Indeed, fourteen Labour MPs who quit Corbyn’s frontbench in June have already told the BBC that they are open to a return to the Shadow Cabinet, should Corbyn reclaim the leadership. In a Panorama documentary due to air on Monday evening, Unite General Secretary Len McCluskey supports the prospect of deselection for MPs who quit Corbyn’s cabinet, telling John Piennar ‘they should be held to account’. It is hardly a surprise then that, with tail firmly between legs, former shadow sports minister Clive Efford has told the Today programme that he had spoken to party members who felt ‘that we never really respected the vote that was given by party members’ and that ‘they want to see the party back as an effective opposition, so if there’s a role for me in that, I would consider it’.
It now looks likely that a thawing of relations will soon begin between Corbyn’s team and some of the rebel MPs. If Corbyn increases his mandate among Labour members, which he looks set to do, there must be a concerted effort to stabilise the party.
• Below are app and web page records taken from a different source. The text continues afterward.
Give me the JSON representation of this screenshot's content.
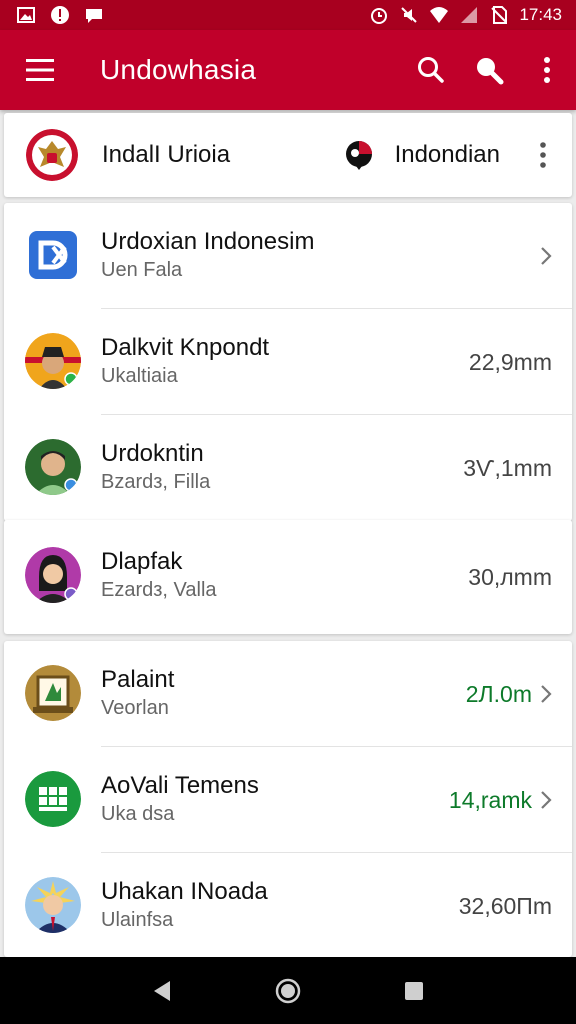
{
  "status_bar": {
    "time": "17:43",
    "left_icons": [
      "image-notification-icon",
      "alert-notification-icon",
      "chat-notification-icon"
    ],
    "right_icons": [
      "alarm-icon",
      "mute-icon",
      "wifi-icon",
      "signal-icon",
      "no-sim-icon"
    ]
  },
  "app_bar": {
    "title": "Undowhasia",
    "bg_color": "#c0002a"
  },
  "header_card": {
    "name": "IndalI Urioia",
    "language": "Indondian"
  },
  "lists": [
    {
      "items": [
        {
          "title": "Urdoxian Indonesim",
          "subtitle": "Uen Fala",
          "value": "",
          "chevron": true,
          "avatar": "app-logo-icon"
        },
        {
          "title": "Dalkvit Knpondt",
          "subtitle": "Ukaltiaia",
          "value": "22,9mm",
          "chevron": false,
          "avatar": "person-avatar"
        },
        {
          "title": "Urdokntin",
          "subtitle": "Bzardз, Filla",
          "value": "3Ѵ,1mm",
          "chevron": false,
          "avatar": "person-avatar"
        }
      ]
    },
    {
      "items": [
        {
          "title": "Dlapfak",
          "subtitle": "Ezardз, Valla",
          "value": "30,лmm",
          "chevron": false,
          "avatar": "person-avatar"
        }
      ]
    },
    {
      "items": [
        {
          "title": "Palaint",
          "subtitle": "Veorlan",
          "value": "2Л.0m",
          "chevron": true,
          "avatar": "painting-icon",
          "value_color": "green"
        },
        {
          "title": "AoVali Temens",
          "subtitle": "Uka dsa",
          "value": "14,ramk",
          "chevron": true,
          "avatar": "qr-logo-icon",
          "value_color": "green"
        },
        {
          "title": "Uhakan INoada",
          "subtitle": "Ulainfsa",
          "value": "32,60Пm",
          "chevron": false,
          "avatar": "person-avatar"
        }
      ]
    }
  ],
  "colors": {
    "accent": "#c0002a",
    "status_bar": "#a8001f",
    "green_value": "#0d7a2a"
  }
}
The boundary review means that a number of prominent Labour MPs will now face difficult defences of their constituencies in 2020, while others have unwittingly been pulled into safe seats. The energy required to organise an opposition has already been expended. The grammar schools debate, which will rage on for some time, has given Corbyn a signature policy around which to rally support; and it has also given the Labour rebels a means of backtracking on their previous animosity.
Now that the #SavingLabour campaign has run its course and the rebels will, at the very least, have to wait until next summer for another coup, a tactical rethink is in the offing. By next year, 2020 will not be looking quite so far away, and there are few viable leadership candidates who would, at that point, be willing to take on the task of leading the Labour party into a potentially disastrous election. We can already see the roots of the uneasy alliance that is forming within Labour, and which will likely carry Corbyn through to the election.